  2. Level of Communication
    • Networking of PhD- and postdoctoral students in theology and religious studies by establishing a long term platform for young intellectuals and well- known scientists with a special interest in the political, cultural and religious dimension of Europe.






The learning programme consists of lectures, text-based courses and discussions employing productive methods of group work in a scientific setting. By participating in the whole programme students earn 3 ECTS-Credits (in the end an essay might be required that can be published on the homepage of our programme). In addition to the three key-note speakers  one scholar will accompany the whole triennial with his expertise. Thus an interdisciplinary approach to the programme’s topic is guaranteed (e.g. religious studies, intercultural theology, philosophy of law). 


In the evening there is the possibility to participate in the cultural programme of the Salzburger Hochschulwochen 


  • Research platform of the Catholic Faculty of Theology at the University of Salzburg
  • Salzburg Academic Week 


  1. Cf. José Casanova, Public Religions in the Modern World, Chicago-London 1994.
  2. Cf. Georg Essen, Sinnstiftende Unruhe im System des Rechts. Religion im Beziehungsgeflecht von modernem Verfassungsstaat und säkularer Zivilgesellschaft, Göttingen 2004; idem, Verfassung ohne Grund?
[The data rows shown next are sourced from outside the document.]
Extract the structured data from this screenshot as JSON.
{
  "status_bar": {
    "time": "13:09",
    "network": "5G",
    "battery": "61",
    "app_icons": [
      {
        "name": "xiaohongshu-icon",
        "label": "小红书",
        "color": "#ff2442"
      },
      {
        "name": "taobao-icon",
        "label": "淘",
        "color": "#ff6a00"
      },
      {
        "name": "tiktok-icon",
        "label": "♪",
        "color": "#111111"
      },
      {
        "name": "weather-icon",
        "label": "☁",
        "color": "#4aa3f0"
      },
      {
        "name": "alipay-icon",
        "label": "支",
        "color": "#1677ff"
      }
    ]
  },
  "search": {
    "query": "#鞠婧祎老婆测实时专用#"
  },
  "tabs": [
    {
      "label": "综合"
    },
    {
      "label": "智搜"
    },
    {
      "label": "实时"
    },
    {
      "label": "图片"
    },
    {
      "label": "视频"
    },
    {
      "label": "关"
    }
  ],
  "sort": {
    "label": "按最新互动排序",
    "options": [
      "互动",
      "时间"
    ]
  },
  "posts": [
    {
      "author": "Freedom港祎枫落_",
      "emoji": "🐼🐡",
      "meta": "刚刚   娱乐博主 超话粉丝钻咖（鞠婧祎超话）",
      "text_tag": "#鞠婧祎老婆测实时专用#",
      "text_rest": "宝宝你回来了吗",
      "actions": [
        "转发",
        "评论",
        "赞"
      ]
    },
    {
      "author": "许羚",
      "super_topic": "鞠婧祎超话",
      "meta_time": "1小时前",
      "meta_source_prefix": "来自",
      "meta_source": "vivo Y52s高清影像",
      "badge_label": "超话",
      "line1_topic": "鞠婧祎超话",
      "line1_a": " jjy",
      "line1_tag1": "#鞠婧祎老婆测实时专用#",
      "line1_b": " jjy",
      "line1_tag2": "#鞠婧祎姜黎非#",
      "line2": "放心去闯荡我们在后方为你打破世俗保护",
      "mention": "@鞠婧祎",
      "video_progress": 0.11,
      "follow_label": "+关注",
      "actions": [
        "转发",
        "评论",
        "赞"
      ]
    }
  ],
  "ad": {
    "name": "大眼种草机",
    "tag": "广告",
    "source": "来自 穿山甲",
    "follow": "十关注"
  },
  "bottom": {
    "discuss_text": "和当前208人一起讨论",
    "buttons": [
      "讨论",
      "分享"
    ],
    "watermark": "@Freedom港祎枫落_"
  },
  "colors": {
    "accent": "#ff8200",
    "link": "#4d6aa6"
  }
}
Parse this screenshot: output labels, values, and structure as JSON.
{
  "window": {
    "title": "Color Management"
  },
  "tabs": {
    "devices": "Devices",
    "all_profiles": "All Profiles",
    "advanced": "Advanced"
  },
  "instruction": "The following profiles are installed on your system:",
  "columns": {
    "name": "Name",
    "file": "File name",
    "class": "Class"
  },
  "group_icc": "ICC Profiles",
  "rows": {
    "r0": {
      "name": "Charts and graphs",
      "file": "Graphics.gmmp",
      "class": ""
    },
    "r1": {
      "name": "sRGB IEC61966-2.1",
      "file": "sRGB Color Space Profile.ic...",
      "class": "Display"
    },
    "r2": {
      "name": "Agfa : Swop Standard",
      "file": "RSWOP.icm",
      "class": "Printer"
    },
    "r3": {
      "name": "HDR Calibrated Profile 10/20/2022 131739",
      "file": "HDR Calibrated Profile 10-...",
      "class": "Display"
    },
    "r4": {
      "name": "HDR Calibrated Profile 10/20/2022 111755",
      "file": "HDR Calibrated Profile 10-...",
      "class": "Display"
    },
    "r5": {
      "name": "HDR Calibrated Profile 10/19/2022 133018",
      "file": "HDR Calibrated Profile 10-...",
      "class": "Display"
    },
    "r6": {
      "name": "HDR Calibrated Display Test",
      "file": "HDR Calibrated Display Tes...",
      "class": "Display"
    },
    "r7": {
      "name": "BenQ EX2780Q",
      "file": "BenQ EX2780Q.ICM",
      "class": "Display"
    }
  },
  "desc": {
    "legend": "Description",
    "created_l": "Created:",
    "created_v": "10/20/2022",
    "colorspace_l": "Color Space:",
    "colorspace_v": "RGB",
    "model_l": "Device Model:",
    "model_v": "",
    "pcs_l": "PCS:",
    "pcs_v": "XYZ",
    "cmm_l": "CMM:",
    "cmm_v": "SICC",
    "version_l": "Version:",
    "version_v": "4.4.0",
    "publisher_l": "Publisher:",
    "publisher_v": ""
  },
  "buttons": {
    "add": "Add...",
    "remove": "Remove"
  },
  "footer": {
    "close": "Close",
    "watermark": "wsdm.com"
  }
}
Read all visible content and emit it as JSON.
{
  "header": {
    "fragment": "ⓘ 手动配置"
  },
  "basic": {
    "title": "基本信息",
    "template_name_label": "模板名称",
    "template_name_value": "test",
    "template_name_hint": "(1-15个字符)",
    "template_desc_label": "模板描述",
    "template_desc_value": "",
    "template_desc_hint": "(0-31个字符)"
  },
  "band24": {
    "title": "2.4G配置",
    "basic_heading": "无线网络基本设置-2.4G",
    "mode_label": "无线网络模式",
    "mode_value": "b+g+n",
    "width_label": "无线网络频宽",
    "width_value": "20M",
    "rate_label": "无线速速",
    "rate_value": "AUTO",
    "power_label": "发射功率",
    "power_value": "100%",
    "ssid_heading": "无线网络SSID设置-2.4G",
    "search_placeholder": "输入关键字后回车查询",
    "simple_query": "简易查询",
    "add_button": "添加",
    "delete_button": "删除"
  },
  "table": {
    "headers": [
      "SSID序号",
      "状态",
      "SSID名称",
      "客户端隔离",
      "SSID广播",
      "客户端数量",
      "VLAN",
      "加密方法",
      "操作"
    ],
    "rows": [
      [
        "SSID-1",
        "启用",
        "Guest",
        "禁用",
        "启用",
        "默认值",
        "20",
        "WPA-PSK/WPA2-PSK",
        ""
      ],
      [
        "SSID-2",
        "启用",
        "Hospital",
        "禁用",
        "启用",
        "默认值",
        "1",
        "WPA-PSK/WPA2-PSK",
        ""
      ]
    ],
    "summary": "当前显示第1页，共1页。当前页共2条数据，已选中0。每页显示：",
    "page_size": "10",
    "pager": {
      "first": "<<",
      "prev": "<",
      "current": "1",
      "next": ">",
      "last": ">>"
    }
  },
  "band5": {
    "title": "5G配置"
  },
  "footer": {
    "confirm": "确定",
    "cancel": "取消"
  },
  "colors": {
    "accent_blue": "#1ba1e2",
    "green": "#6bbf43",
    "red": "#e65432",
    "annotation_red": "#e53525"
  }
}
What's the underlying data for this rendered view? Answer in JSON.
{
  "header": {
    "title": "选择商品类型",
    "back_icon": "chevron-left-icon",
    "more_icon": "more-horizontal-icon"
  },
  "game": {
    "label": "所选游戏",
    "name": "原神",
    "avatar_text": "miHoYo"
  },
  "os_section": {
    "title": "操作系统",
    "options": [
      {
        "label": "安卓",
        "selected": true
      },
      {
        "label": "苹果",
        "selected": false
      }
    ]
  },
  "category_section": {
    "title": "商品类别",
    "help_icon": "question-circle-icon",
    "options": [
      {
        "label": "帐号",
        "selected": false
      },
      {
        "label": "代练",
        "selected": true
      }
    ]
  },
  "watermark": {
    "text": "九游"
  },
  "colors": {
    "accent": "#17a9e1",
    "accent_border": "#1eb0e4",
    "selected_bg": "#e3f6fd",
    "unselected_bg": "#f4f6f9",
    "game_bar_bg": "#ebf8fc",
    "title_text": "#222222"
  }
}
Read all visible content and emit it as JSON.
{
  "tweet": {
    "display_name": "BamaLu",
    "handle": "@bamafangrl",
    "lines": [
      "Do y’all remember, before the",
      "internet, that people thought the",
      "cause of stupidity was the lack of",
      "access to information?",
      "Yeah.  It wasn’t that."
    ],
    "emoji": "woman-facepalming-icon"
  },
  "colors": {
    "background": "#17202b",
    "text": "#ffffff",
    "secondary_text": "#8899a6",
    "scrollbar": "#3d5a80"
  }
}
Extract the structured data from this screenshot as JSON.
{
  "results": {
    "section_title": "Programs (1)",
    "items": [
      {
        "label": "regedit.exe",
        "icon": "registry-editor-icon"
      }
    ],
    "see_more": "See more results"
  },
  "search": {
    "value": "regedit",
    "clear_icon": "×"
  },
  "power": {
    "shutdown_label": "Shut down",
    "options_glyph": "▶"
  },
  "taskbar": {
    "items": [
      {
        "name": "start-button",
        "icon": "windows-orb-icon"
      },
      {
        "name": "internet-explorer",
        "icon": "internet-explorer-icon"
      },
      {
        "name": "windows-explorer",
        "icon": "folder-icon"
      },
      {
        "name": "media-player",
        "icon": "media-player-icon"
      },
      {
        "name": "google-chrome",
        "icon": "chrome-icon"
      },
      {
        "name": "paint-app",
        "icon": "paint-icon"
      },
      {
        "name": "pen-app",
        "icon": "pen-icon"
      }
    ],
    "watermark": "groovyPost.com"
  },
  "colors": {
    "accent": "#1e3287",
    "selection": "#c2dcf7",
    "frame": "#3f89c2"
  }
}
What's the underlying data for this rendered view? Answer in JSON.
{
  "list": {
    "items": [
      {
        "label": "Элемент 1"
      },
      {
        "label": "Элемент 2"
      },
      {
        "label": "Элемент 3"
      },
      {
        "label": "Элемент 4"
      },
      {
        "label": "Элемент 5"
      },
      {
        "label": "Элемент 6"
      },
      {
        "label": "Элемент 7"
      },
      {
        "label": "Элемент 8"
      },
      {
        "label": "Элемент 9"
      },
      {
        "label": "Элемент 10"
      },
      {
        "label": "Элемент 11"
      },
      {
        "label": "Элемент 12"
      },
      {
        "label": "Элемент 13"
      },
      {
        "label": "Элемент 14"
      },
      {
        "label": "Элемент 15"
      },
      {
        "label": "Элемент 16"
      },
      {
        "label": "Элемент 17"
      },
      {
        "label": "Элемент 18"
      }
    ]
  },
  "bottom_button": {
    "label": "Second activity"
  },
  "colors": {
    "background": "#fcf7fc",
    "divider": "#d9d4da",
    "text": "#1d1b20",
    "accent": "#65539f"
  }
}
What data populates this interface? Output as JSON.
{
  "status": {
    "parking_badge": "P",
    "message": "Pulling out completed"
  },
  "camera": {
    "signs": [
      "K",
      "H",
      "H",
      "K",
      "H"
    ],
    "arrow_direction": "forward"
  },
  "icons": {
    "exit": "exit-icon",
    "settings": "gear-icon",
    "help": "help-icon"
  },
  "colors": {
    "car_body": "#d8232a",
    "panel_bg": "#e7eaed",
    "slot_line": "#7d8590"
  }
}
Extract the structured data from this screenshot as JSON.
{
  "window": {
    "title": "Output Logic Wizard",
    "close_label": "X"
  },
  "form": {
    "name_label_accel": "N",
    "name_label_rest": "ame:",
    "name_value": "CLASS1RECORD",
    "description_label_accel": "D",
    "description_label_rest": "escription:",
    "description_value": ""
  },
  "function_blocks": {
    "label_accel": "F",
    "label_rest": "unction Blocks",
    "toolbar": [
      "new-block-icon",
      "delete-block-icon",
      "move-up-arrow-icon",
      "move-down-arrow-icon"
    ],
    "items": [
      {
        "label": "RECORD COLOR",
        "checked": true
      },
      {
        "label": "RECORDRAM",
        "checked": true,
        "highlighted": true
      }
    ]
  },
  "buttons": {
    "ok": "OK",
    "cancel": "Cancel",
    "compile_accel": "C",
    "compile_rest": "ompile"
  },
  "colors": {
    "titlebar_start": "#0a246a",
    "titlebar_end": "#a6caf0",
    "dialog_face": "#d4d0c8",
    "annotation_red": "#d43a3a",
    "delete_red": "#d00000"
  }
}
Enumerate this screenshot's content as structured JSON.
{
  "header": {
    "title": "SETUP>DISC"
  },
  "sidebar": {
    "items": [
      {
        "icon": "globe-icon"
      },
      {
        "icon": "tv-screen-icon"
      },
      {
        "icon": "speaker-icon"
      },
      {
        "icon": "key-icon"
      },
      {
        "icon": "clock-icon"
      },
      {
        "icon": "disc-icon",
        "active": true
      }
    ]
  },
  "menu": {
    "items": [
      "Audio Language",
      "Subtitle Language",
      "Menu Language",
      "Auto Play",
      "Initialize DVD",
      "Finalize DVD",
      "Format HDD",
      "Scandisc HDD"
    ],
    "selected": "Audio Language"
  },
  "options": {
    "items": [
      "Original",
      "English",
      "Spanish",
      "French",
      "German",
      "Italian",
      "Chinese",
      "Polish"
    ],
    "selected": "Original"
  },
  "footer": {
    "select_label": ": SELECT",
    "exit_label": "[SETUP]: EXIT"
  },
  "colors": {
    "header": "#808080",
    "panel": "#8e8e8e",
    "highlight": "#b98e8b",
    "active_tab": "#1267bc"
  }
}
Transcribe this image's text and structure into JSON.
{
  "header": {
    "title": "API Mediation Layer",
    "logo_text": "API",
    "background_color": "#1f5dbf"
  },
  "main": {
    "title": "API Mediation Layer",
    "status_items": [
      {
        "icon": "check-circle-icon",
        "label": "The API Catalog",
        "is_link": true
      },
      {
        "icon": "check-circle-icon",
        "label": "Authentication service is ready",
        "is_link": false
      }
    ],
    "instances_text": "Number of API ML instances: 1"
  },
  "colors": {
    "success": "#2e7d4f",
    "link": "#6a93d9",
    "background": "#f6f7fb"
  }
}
Die Rede des Papstes im Deutschen Bundestag, Freiburg u.a. 2012.
  3. Cf. Hans G. Kippenberg, Gewalt als Gottesdienst. Religionskriege im Zeitalter der Globalisierung, München 2008; Gregor Maria Hoff / Ulrich Winkler (Hrsg.), Religionskonflikte. Zur lokalen Topografie eines Globalisierungsphänomens, Innsbruck 2011. 
  4. Cf. Jean-Pierre Wils, Gotteslästerung, Frankfurt a.M.-Leipzig 2007.
  5. Café. den Bericht des unabhängigen Expertenkreises Antisemitismus des deutschen Bundesministeriums des Inneren, Berlin 2011.
  6. Cf. Gregor Maria Hoff, Die neuen Atheismen. Eine notwendige Provokation, Kevelaer 2009.
  7. Ulrich Beck, Der eigene Gott. Friedensfähigkeit und Gewaltpotential der Religionen, Frankfurt a.M.-Leipzig 2008, 40-42.
  8. Colin Crouch, Postdemokratie, Frankfurt a.M. 2008, 7-44.